**Task**
Quote all lines below exactly. Images stay out.

**Supplied entries**
:::::

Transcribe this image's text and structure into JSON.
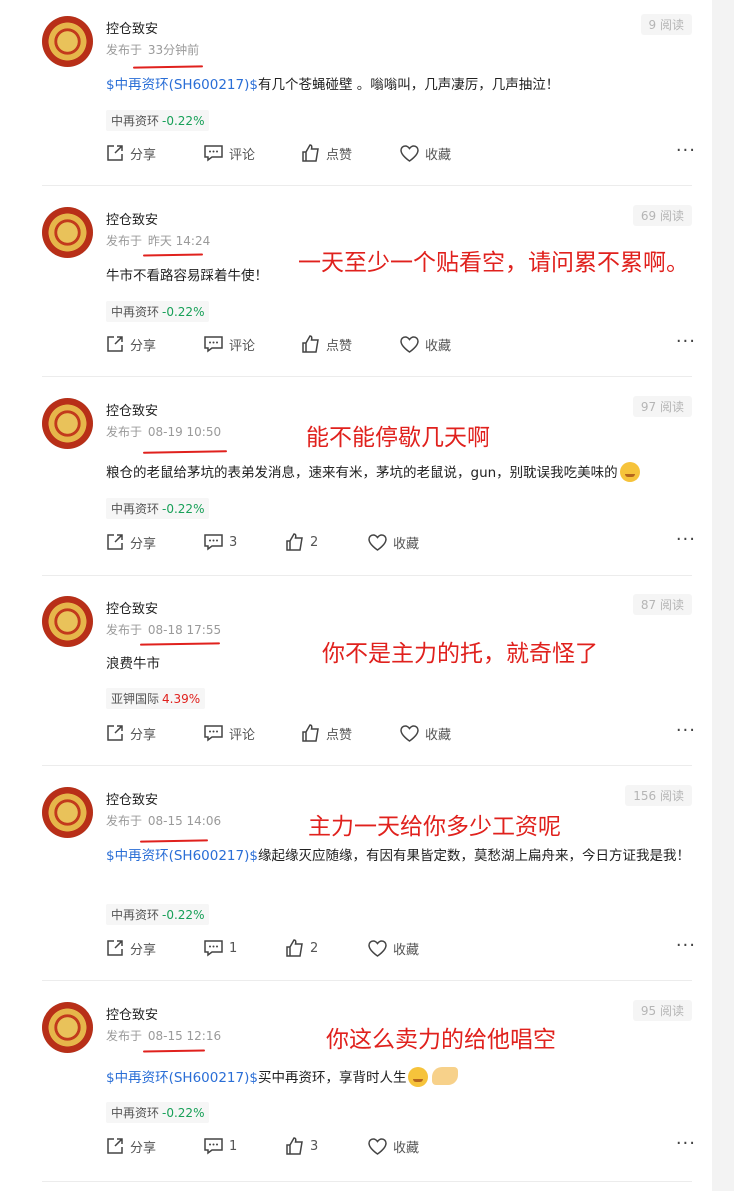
{
  "posts": [
    {
      "author": "控仓致安",
      "time_prefix": "发布于",
      "time": "33分钟前",
      "reads": "9 阅读",
      "stock_link": "$中再资环(SH600217)$",
      "text": "有几个苍蝇碰壁 。嗡嗡叫，几声凄厉，几声抽泣！",
      "tag_name": "中再资环",
      "tag_pct": "-0.22%",
      "tag_dir": "down",
      "share_label": "分享",
      "comment_label": "评论",
      "like_label": "点赞",
      "fav_label": "收藏",
      "annotation": ""
    },
    {
      "author": "控仓致安",
      "time_prefix": "发布于",
      "time": "昨天 14:24",
      "reads": "69 阅读",
      "stock_link": "",
      "text": "牛市不看路容易踩着牛使！",
      "tag_name": "中再资环",
      "tag_pct": "-0.22%",
      "tag_dir": "down",
      "share_label": "分享",
      "comment_label": "评论",
      "like_label": "点赞",
      "fav_label": "收藏",
      "annotation": "一天至少一个贴看空，请问累不累啊。"
    },
    {
      "author": "控仓致安",
      "time_prefix": "发布于",
      "time": "08-19 10:50",
      "reads": "97 阅读",
      "stock_link": "",
      "text": "粮仓的老鼠给茅坑的表弟发消息，速来有米，茅坑的老鼠说，gun，别耽误我吃美味的",
      "tag_name": "中再资环",
      "tag_pct": "-0.22%",
      "tag_dir": "down",
      "share_label": "分享",
      "comment_label": "3",
      "like_label": "2",
      "fav_label": "收藏",
      "annotation": "能不能停歇几天啊"
    },
    {
      "author": "控仓致安",
      "time_prefix": "发布于",
      "time": "08-18 17:55",
      "reads": "87 阅读",
      "stock_link": "",
      "text": "浪费牛市",
      "tag_name": "亚钾国际",
      "tag_pct": "4.39%",
      "tag_dir": "up",
      "share_label": "分享",
      "comment_label": "评论",
      "like_label": "点赞",
      "fav_label": "收藏",
      "annotation": "你不是主力的托，就奇怪了"
    },
    {
      "author": "控仓致安",
      "time_prefix": "发布于",
      "time": "08-15 14:06",
      "reads": "156 阅读",
      "stock_link": "$中再资环(SH600217)$",
      "text": "缘起缘灭应随缘，有因有果皆定数，莫愁湖上扁舟来，今日方证我是我！",
      "tag_name": "中再资环",
      "tag_pct": "-0.22%",
      "tag_dir": "down",
      "share_label": "分享",
      "comment_label": "1",
      "like_label": "2",
      "fav_label": "收藏",
      "annotation": "主力一天给你多少工资呢"
    },
    {
      "author": "控仓致安",
      "time_prefix": "发布于",
      "time": "08-15 12:16",
      "reads": "95 阅读",
      "stock_link": "$中再资环(SH600217)$",
      "text": "买中再资环，享背时人生",
      "tag_name": "中再资环",
      "tag_pct": "-0.22%",
      "tag_dir": "down",
      "share_label": "分享",
      "comment_label": "1",
      "like_label": "3",
      "fav_label": "收藏",
      "annotation": "你这么卖力的给他唱空"
    }
  ],
  "more_label": "···",
  "colors": {
    "link": "#2a6ed6",
    "down": "#18a058",
    "up": "#e0211d",
    "annotation": "#e0211d"
  },
  "icons": {
    "share": "share-icon",
    "comment": "comment-icon",
    "like": "thumbs-up-icon",
    "fav": "heart-icon",
    "more": "more-dots-icon"
  }
}
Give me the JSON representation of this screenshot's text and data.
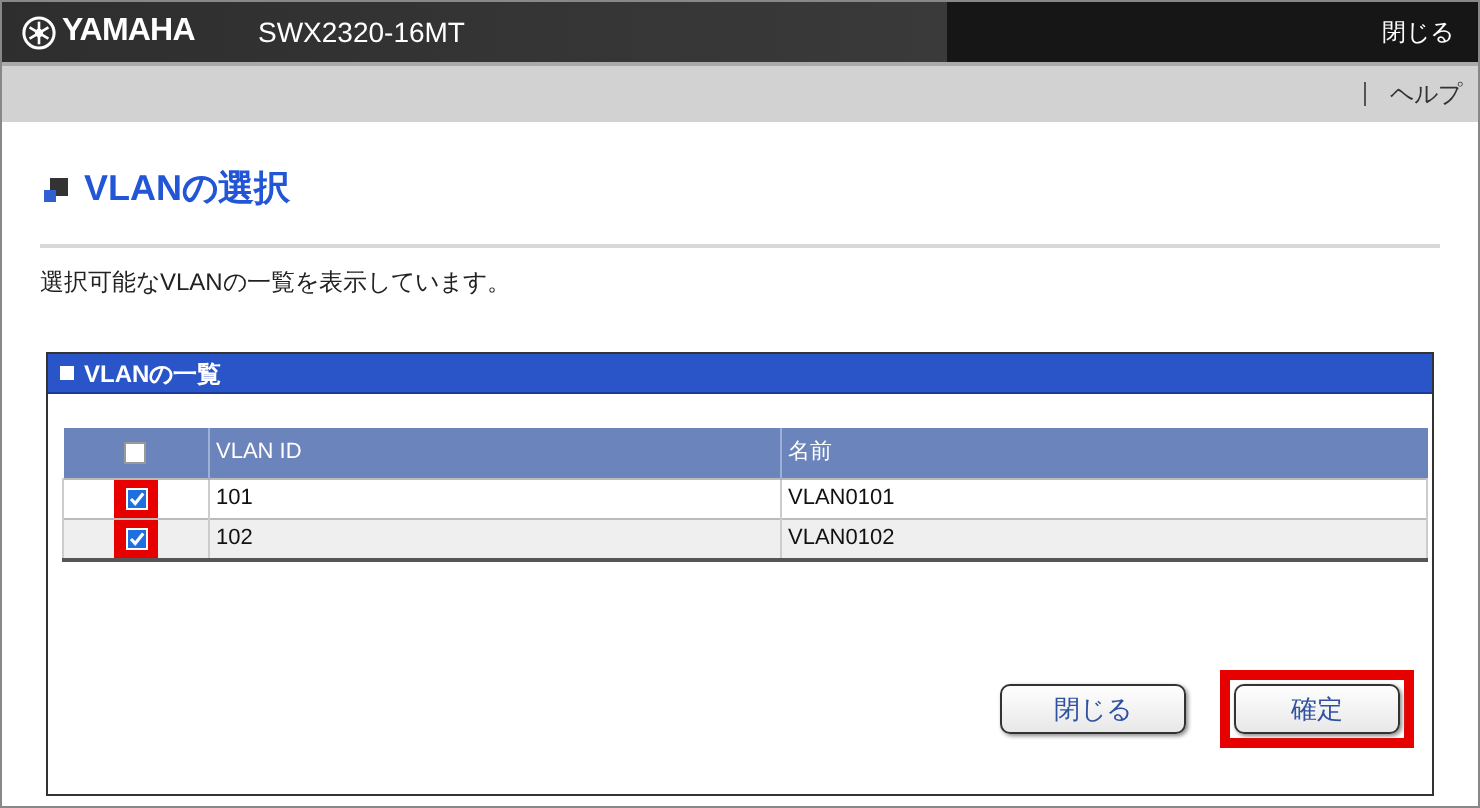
{
  "header": {
    "brand": "YAMAHA",
    "model": "SWX2320-16MT",
    "close_link": "閉じる"
  },
  "toolbar": {
    "help_link": "ヘルプ"
  },
  "page": {
    "title": "VLANの選択",
    "description": "選択可能なVLANの一覧を表示しています。"
  },
  "panel": {
    "title": "VLANの一覧",
    "table": {
      "select_all_checked": false,
      "columns": [
        "VLAN ID",
        "名前"
      ],
      "rows": [
        {
          "checked": true,
          "highlighted": true,
          "cells": [
            "101",
            "VLAN0101"
          ]
        },
        {
          "checked": true,
          "highlighted": true,
          "cells": [
            "102",
            "VLAN0102"
          ]
        }
      ]
    },
    "buttons": [
      {
        "label": "閉じる",
        "highlighted": false
      },
      {
        "label": "確定",
        "highlighted": true
      }
    ]
  }
}
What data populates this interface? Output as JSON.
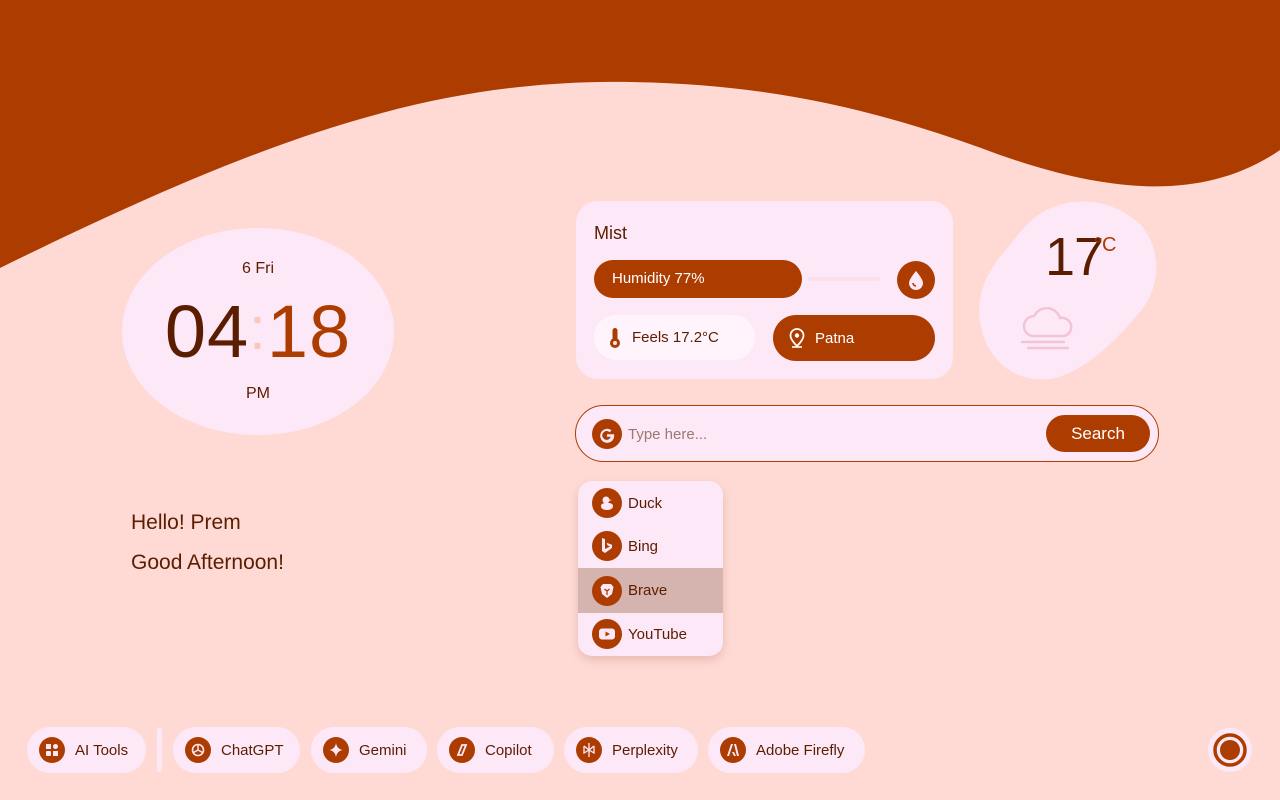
{
  "clock": {
    "day": "6 Fri",
    "hour": "04",
    "separator": ":",
    "minute": "18",
    "ampm": "PM"
  },
  "greeting": {
    "line1": "Hello! Prem",
    "line2": "Good Afternoon!"
  },
  "weather": {
    "condition": "Mist",
    "humidity_label": "Humidity 77%",
    "humidity_percent": 77,
    "feels_label": "Feels 17.2°C",
    "location": "Patna",
    "temperature": "17",
    "unit": "°C"
  },
  "search": {
    "placeholder": "Type here...",
    "button_label": "Search",
    "engine_icon": "google-icon"
  },
  "engines": [
    {
      "label": "Duck",
      "icon": "duck-icon"
    },
    {
      "label": "Bing",
      "icon": "bing-icon"
    },
    {
      "label": "Brave",
      "icon": "brave-icon",
      "selected": true
    },
    {
      "label": "YouTube",
      "icon": "youtube-icon"
    }
  ],
  "shortcuts": [
    {
      "label": "AI Tools",
      "icon": "ai-tools-icon"
    },
    {
      "label": "ChatGPT",
      "icon": "chatgpt-icon"
    },
    {
      "label": "Gemini",
      "icon": "gemini-icon"
    },
    {
      "label": "Copilot",
      "icon": "copilot-icon"
    },
    {
      "label": "Perplexity",
      "icon": "perplexity-icon"
    },
    {
      "label": "Adobe Firefly",
      "icon": "firefly-icon"
    }
  ],
  "colors": {
    "accent": "#ad3c00",
    "background": "#ffdad5",
    "card": "#fde8f7",
    "text": "#5a1d00"
  }
}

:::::

**Result of this task**
Transcribe this image's text and structure into JSON.
{
  "posts": [
    {
      "author": "控仓致安",
      "time_prefix": "发布于",
      "time": "33分钟前",
      "reads": "9 阅读",
      "stock_link": "$中再资环(SH600217)$",
      "text": "有几个苍蝇碰壁 。嗡嗡叫，几声凄厉，几声抽泣！",
      "tag_name": "中再资环",
      "tag_pct": "-0.22%",
      "tag_dir": "down",
      "share_label": "分享",
      "comment_label": "评论",
      "like_label": "点赞",
      "fav_label": "收藏",
      "annotation": ""
    },
    {
      "author": "控仓致安",
      "time_prefix": "发布于",
      "time": "昨天 14:24",
      "reads": "69 阅读",
      "stock_link": "",
      "text": "牛市不看路容易踩着牛使！",
      "tag_name": "中再资环",
      "tag_pct": "-0.22%",
      "tag_dir": "down",
      "share_label": "分享",
      "comment_label": "评论",
      "like_label": "点赞",
      "fav_label": "收藏",
      "annotation": "一天至少一个贴看空，请问累不累啊。"
    },
    {
      "author": "控仓致安",
      "time_prefix": "发布于",
      "time": "08-19 10:50",
      "reads": "97 阅读",
      "stock_link": "",
      "text": "粮仓的老鼠给茅坑的表弟发消息，速来有米，茅坑的老鼠说，gun，别耽误我吃美味的",
      "tag_name": "中再资环",
      "tag_pct": "-0.22%",
      "tag_dir": "down",
      "share_label": "分享",
      "comment_label": "3",
      "like_label": "2",
      "fav_label": "收藏",
      "annotation": "能不能停歇几天啊"
    },
    {
      "author": "控仓致安",
      "time_prefix": "发布于",
      "time": "08-18 17:55",
      "reads": "87 阅读",
      "stock_link": "",
      "text": "浪费牛市",
      "tag_name": "亚钾国际",
      "tag_pct": "4.39%",
      "tag_dir": "up",
      "share_label": "分享",
      "comment_label": "评论",
      "like_label": "点赞",
      "fav_label": "收藏",
      "annotation": "你不是主力的托，就奇怪了"
    },
    {
      "author": "控仓致安",
      "time_prefix": "发布于",
      "time": "08-15 14:06",
      "reads": "156 阅读",
      "stock_link": "$中再资环(SH600217)$",
      "text": "缘起缘灭应随缘，有因有果皆定数，莫愁湖上扁舟来，今日方证我是我！",
      "tag_name": "中再资环",
      "tag_pct": "-0.22%",
      "tag_dir": "down",
      "share_label": "分享",
      "comment_label": "1",
      "like_label": "2",
      "fav_label": "收藏",
      "annotation": "主力一天给你多少工资呢"
    },
    {
      "author": "控仓致安",
      "time_prefix": "发布于",
      "time": "08-15 12:16",
      "reads": "95 阅读",
      "stock_link": "$中再资环(SH600217)$",
      "text": "买中再资环，享背时人生",
      "tag_name": "中再资环",
      "tag_pct": "-0.22%",
      "tag_dir": "down",
      "share_label": "分享",
      "comment_label": "1",
      "like_label": "3",
      "fav_label": "收藏",
      "annotation": "你这么卖力的给他唱空"
    }
  ],
  "more_label": "···",
  "colors": {
    "link": "#2a6ed6",
    "down": "#18a058",
    "up": "#e0211d",
    "annotation": "#e0211d"
  },
  "icons": {
    "share": "share-icon",
    "comment": "comment-icon",
    "like": "thumbs-up-icon",
    "fav": "heart-icon",
    "more": "more-dots-icon"
  }
}
Give me the JSON representation of this screenshot's text and data.
{
  "header": {
    "brand": "YAMAHA",
    "model": "SWX2320-16MT",
    "close_link": "閉じる"
  },
  "toolbar": {
    "help_link": "ヘルプ"
  },
  "page": {
    "title": "VLANの選択",
    "description": "選択可能なVLANの一覧を表示しています。"
  },
  "panel": {
    "title": "VLANの一覧",
    "table": {
      "select_all_checked": false,
      "columns": [
        "VLAN ID",
        "名前"
      ],
      "rows": [
        {
          "checked": true,
          "highlighted": true,
          "cells": [
            "101",
            "VLAN0101"
          ]
        },
        {
          "checked": true,
          "highlighted": true,
          "cells": [
            "102",
            "VLAN0102"
          ]
        }
      ]
    },
    "buttons": [
      {
        "label": "閉じる",
        "highlighted": false
      },
      {
        "label": "確定",
        "highlighted": true
      }
    ]
  }
}
What data populates this interface? Output as JSON.
{
  "clock": {
    "day": "6 Fri",
    "hour": "04",
    "separator": ":",
    "minute": "18",
    "ampm": "PM"
  },
  "greeting": {
    "line1": "Hello! Prem",
    "line2": "Good Afternoon!"
  },
  "weather": {
    "condition": "Mist",
    "humidity_label": "Humidity 77%",
    "humidity_percent": 77,
    "feels_label": "Feels 17.2°C",
    "location": "Patna",
    "temperature": "17",
    "unit": "°C"
  },
  "search": {
    "placeholder": "Type here...",
    "button_label": "Search",
    "engine_icon": "google-icon"
  },
  "engines": [
    {
      "label": "Duck",
      "icon": "duck-icon"
    },
    {
      "label": "Bing",
      "icon": "bing-icon"
    },
    {
      "label": "Brave",
      "icon": "brave-icon",
      "selected": true
    },
    {
      "label": "YouTube",
      "icon": "youtube-icon"
    }
  ],
  "shortcuts": [
    {
      "label": "AI Tools",
      "icon": "ai-tools-icon"
    },
    {
      "label": "ChatGPT",
      "icon": "chatgpt-icon"
    },
    {
      "label": "Gemini",
      "icon": "gemini-icon"
    },
    {
      "label": "Copilot",
      "icon": "copilot-icon"
    },
    {
      "label": "Perplexity",
      "icon": "perplexity-icon"
    },
    {
      "label": "Adobe Firefly",
      "icon": "firefly-icon"
    }
  ],
  "colors": {
    "accent": "#ad3c00",
    "background": "#ffdad5",
    "card": "#fde8f7",
    "text": "#5a1d00"
  }
}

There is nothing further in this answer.